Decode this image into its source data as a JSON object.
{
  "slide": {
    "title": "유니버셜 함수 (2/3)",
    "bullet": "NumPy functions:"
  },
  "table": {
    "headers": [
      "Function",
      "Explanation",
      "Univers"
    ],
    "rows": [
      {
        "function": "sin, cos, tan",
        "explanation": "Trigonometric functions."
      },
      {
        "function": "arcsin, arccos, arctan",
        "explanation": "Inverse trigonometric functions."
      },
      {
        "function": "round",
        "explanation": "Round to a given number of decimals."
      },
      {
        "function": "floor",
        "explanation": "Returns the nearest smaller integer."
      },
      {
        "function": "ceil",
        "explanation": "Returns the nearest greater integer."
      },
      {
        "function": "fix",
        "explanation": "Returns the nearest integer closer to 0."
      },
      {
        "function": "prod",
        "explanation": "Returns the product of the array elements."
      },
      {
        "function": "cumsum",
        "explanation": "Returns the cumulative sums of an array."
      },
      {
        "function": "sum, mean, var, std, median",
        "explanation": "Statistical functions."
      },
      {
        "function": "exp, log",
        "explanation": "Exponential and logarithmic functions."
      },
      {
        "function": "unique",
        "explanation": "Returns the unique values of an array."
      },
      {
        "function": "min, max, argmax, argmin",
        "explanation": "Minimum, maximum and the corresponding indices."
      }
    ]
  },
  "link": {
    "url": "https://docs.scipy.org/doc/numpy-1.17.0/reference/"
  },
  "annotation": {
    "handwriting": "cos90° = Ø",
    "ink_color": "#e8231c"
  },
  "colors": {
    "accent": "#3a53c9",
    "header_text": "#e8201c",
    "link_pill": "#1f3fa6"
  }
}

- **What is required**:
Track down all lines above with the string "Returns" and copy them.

- **Solution**:
        "explanation": "Returns the nearest smaller integer."
        "explanation": "Returns the nearest greater integer."
        "explanation": "Returns the nearest integer closer to 0."
        "explanation": "Returns the product of the array elements."
        "explanation": "Returns the cumulative sums of an array."
        "explanation": "Returns the unique values of an array."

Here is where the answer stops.